In the past, I have been in meetings where we have spent a considerable amount of time creating strategies for audience testing where the underlying problem has been the creative assets. Whilst we should always be sweating the media planning and buying, everyone’s attention was focussed on initiatives that would have negligible impact, when in fact we should have been refreshing tired content. Concentrating on media optimisation was the easy and cheap thing to do, and something we could control, so became the default solution to performance challenges. That’s why we recently created Kite Studio, to offer creative versioning that cost-effectively powers test & learn in digital creative.
Creative versioning goes beyond simply keeping creative fresh to maintain engagement rates. There are three key areas to look at when creating an asset framework: placements, moments, and objectives:
Placements vary hugely from DOOH 6 sheets at bus stops to Instagram Stories and not just in terms of asset scale. People engage with different platforms and therefore, placements in very different ways. For example, most people are dual screening when watching TV or multi-tasking as they listen to digital radio, so you need to fight for their attention. People have a much longer dwell time when looking at an underground cross track than when scrolling through their Facebook newsfeed. All these factors mean that the best practices for story arcs and copy length are completely different. It is widely known that using a TV ad as a YouTube pre-roll doesn’t work, nor does rolling the same content across TikTok, Snapchat and Instagram – it’s all about the placement context and the format possibilities within that environment. Audiences have different expectations in different environments too – they expect creative content to exploit bespoke functionality such as AR and have a specific tone, e.g., user-generated humour on TikTok. We need versioning to maximise in-channel performance; it is not a one-size-fits-all approach.

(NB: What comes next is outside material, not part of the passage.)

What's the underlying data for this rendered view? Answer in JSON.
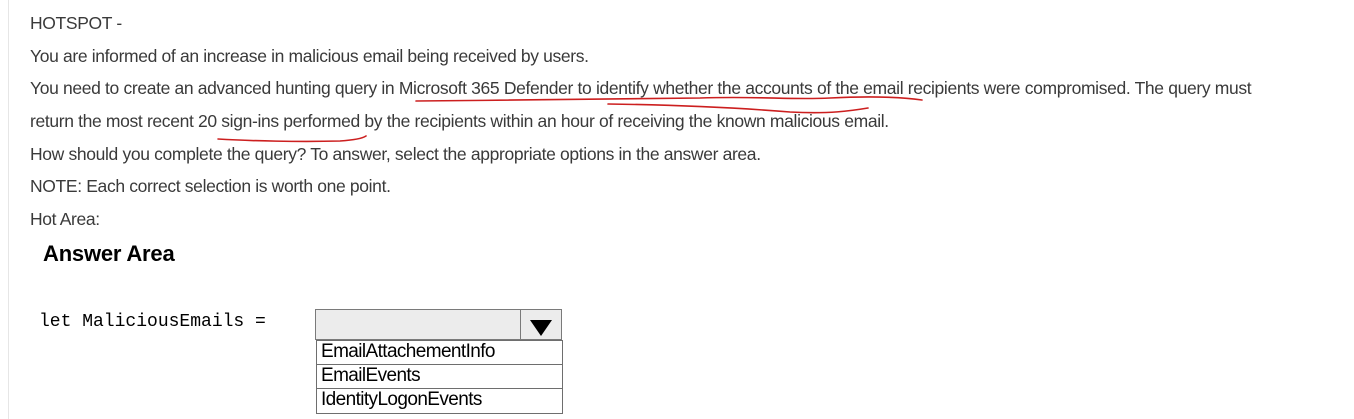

Moments are crucial because they determine people’s mindsets. These could be at a long-term macro level, such as the current economic climate or micro level at different times of the day. Macro factors are crucial because consumer confidence and mood dictate their openness to particular messages and asks. For example, if you are a charity asking an audience struggling with the cost of living for donations, a £20 per month call to action won’t work. But, using that time to build out your database of supporters for future donations when the economic climate is stronger will resonate as people still want to help, they just can’t right now.
It’s no different when you zoom into micro-moments. When people wake up pre-morning coffee and look at their phone in bed, they don’t want to be told to buy a new washing machine. They might watch an entertaining video of kids putting strange things in washing machines though. Whether that person is then crammed on their commute bus or browsing over their relaxed lunch break, this presents two completely different mindsets even on the same platform, so considering those moments in creative execution to drive engagement is essential.
Lastly objectives. What do we want the audience to do? Is this an awareness campaign where we want ad and, ultimately, brand recall? Consideration? Or even acquisition, measured on linear ROI? The KPI isn’t just aligned to the role of the channel (it could be full-funnel) – it drills right down to the tactical level. When we know how success will be measured, we can tailor assets accordingly, from transforming static images into motion to story arcs and call to actions.
In summary, creative asset production is never ending; there is always something to test, so it’s more a case of prioritisation. Therefore, ringfencing the budget to create optimal content is crucial to campaign success.
By Managing Partner, Digital, Ben Foster